[TASK TO COMPLETE]
Wherever "JSON" occurs in the entries, copy the line that holds it.

[RECORD SET]
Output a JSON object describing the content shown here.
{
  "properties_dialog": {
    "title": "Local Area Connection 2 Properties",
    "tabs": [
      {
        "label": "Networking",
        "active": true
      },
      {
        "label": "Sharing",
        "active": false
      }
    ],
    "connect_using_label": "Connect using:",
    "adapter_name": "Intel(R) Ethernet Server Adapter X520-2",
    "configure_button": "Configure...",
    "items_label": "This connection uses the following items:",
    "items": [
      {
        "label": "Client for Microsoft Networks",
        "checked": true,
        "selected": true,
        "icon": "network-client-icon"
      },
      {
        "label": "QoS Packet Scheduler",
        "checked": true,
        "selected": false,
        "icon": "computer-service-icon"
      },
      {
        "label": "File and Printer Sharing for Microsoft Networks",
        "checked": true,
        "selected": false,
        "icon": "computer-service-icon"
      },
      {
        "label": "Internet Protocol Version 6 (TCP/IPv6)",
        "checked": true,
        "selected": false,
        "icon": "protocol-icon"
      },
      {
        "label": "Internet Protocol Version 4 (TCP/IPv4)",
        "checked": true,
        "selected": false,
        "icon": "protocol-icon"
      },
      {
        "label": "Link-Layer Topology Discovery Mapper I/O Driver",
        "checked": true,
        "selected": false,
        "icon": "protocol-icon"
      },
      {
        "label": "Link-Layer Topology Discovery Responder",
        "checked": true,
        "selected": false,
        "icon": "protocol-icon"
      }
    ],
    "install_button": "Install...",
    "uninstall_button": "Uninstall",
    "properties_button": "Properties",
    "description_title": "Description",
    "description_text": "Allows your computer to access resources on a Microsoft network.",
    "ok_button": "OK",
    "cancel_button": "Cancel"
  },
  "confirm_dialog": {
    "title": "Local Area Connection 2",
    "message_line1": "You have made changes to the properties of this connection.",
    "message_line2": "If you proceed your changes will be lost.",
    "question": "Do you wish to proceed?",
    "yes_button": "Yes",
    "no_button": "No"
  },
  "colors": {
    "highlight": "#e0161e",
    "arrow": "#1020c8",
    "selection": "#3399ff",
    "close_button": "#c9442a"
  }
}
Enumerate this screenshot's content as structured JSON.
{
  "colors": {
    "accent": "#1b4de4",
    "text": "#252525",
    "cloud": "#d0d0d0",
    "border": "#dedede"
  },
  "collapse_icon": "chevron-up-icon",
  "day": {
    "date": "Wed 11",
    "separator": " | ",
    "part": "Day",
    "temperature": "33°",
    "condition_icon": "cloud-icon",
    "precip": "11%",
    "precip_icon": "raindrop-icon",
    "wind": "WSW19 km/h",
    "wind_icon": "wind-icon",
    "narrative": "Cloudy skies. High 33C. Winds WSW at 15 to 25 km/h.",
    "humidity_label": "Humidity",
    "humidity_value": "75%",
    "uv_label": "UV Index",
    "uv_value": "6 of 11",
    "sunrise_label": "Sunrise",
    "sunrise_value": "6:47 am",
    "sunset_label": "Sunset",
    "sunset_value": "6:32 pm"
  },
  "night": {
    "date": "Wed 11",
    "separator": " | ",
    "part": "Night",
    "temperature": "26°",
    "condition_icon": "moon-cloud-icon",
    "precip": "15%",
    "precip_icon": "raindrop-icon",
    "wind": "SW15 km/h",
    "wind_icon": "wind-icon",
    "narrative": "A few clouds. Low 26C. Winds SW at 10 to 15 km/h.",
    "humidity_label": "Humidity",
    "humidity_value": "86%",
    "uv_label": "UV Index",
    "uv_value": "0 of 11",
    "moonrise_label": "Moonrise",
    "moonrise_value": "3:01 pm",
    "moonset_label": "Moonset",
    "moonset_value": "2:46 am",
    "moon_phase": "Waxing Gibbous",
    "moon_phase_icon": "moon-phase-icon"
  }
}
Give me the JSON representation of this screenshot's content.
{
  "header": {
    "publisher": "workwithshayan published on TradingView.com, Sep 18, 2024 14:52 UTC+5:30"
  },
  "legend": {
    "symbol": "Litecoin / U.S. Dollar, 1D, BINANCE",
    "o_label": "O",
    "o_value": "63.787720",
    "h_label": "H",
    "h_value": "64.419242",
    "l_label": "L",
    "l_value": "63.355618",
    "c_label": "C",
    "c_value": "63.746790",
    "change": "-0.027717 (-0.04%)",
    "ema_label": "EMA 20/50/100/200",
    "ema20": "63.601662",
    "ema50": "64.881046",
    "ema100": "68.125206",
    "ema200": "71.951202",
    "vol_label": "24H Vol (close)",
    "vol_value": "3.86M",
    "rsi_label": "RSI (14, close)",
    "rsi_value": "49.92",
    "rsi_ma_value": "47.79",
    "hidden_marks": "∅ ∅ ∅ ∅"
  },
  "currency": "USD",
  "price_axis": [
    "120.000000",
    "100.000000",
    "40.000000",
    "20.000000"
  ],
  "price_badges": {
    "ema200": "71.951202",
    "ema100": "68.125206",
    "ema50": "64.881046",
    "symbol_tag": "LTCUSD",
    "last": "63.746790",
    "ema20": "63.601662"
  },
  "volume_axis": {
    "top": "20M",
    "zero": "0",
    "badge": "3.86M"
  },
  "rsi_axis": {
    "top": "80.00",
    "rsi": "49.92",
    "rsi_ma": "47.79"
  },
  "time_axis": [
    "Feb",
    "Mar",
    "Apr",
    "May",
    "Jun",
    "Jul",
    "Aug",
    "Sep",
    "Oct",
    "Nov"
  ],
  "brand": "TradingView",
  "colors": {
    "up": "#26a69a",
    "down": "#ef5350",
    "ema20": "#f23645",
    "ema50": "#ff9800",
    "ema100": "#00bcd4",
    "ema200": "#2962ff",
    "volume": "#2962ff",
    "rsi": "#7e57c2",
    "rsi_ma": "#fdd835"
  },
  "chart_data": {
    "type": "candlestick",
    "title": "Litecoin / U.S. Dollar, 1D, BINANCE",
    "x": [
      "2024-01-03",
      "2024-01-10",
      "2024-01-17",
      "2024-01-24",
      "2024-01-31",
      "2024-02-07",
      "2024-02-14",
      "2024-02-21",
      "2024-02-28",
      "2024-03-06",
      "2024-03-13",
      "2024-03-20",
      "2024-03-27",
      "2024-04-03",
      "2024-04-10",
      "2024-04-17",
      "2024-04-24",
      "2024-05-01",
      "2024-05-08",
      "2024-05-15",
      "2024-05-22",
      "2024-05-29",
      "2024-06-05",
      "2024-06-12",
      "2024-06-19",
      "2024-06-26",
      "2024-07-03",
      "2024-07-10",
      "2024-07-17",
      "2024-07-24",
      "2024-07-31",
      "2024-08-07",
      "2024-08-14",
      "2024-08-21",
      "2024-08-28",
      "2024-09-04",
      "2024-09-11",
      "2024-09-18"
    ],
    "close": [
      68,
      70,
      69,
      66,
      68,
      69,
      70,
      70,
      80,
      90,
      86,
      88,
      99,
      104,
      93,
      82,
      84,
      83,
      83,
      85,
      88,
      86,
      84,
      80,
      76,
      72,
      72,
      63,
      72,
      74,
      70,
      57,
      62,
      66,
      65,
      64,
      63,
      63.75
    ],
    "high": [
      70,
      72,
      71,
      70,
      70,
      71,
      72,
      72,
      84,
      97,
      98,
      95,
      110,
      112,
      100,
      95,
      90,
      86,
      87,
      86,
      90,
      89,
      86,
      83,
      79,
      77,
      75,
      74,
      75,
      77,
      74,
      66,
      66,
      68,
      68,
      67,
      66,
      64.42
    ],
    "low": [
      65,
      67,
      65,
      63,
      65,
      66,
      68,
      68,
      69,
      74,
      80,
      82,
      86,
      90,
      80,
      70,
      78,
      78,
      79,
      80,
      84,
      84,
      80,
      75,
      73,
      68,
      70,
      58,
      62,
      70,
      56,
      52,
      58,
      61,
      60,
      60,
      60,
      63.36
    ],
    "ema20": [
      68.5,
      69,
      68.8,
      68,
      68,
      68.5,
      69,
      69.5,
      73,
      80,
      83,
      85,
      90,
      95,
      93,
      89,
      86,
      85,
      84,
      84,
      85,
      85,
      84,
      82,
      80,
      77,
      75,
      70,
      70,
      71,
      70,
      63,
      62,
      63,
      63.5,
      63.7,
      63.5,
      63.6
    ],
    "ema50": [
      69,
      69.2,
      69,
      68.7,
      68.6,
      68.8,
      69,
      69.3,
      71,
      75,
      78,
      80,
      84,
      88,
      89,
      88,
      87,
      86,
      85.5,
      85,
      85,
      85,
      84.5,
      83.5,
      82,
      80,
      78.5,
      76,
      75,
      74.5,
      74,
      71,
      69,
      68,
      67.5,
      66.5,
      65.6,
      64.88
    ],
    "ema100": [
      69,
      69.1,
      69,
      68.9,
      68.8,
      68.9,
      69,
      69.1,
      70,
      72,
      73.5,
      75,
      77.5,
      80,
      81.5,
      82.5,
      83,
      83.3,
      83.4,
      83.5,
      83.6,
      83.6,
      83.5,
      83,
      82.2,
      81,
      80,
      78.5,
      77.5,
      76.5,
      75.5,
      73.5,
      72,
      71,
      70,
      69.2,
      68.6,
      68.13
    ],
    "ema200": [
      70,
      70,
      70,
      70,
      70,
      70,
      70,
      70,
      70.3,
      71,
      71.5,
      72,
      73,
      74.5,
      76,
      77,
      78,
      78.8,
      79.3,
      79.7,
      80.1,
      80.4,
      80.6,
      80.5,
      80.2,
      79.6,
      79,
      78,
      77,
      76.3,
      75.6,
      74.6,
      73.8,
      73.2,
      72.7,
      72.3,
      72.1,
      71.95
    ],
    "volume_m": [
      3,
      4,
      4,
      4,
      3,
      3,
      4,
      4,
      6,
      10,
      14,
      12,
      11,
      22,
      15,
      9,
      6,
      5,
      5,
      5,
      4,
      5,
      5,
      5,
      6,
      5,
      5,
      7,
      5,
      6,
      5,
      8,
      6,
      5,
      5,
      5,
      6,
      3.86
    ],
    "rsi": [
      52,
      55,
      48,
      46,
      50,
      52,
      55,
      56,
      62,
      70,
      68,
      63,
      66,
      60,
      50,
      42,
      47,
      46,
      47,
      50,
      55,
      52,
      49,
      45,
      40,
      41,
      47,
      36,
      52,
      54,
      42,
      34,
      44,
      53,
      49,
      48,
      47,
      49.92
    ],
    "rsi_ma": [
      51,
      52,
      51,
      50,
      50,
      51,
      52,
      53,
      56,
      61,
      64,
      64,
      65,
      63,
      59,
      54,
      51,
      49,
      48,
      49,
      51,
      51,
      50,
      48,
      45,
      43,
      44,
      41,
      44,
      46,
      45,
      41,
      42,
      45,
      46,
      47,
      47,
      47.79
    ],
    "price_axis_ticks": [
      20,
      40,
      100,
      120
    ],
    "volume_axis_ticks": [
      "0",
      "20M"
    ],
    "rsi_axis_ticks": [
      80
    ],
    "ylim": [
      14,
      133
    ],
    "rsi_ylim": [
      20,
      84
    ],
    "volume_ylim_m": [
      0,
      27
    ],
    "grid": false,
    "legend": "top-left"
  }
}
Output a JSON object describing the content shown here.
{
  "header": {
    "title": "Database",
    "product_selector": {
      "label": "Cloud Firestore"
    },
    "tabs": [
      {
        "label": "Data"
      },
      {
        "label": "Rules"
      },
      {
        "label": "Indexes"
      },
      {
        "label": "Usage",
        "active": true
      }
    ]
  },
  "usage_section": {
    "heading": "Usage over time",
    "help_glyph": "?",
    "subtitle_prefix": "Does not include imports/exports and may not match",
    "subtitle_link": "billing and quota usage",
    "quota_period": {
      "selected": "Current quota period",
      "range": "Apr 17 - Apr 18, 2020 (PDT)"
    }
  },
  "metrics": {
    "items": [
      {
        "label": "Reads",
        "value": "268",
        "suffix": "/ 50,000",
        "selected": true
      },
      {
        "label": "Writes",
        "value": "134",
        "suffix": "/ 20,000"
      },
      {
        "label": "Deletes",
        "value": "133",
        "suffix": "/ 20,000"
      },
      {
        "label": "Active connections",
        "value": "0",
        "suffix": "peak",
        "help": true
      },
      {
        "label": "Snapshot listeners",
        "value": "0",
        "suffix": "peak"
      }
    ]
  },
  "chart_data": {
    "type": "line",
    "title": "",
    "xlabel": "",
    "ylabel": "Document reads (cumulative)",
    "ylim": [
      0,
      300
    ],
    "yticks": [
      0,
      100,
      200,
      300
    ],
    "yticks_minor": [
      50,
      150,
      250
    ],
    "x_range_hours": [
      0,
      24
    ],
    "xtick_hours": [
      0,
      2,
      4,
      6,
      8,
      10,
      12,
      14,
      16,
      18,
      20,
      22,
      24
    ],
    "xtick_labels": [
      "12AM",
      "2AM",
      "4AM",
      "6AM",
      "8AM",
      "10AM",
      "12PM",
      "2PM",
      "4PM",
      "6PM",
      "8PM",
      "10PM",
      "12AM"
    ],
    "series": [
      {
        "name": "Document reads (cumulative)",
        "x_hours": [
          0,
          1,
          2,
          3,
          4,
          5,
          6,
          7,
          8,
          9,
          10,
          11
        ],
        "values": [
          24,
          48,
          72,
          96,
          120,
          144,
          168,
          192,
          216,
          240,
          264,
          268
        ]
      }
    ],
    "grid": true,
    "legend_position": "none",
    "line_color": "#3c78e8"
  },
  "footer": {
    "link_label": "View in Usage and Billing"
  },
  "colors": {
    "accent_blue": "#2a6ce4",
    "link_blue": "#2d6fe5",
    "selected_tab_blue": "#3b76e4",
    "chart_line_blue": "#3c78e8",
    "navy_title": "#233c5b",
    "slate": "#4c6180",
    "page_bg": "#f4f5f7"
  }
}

[WORKED SOLUTION]
Output a JSON object describing the content shown here.
Enumerate this screenshot's content as structured JSON.
Give me the JSON representation of this screenshot's content.
Output a JSON object describing the content shown here.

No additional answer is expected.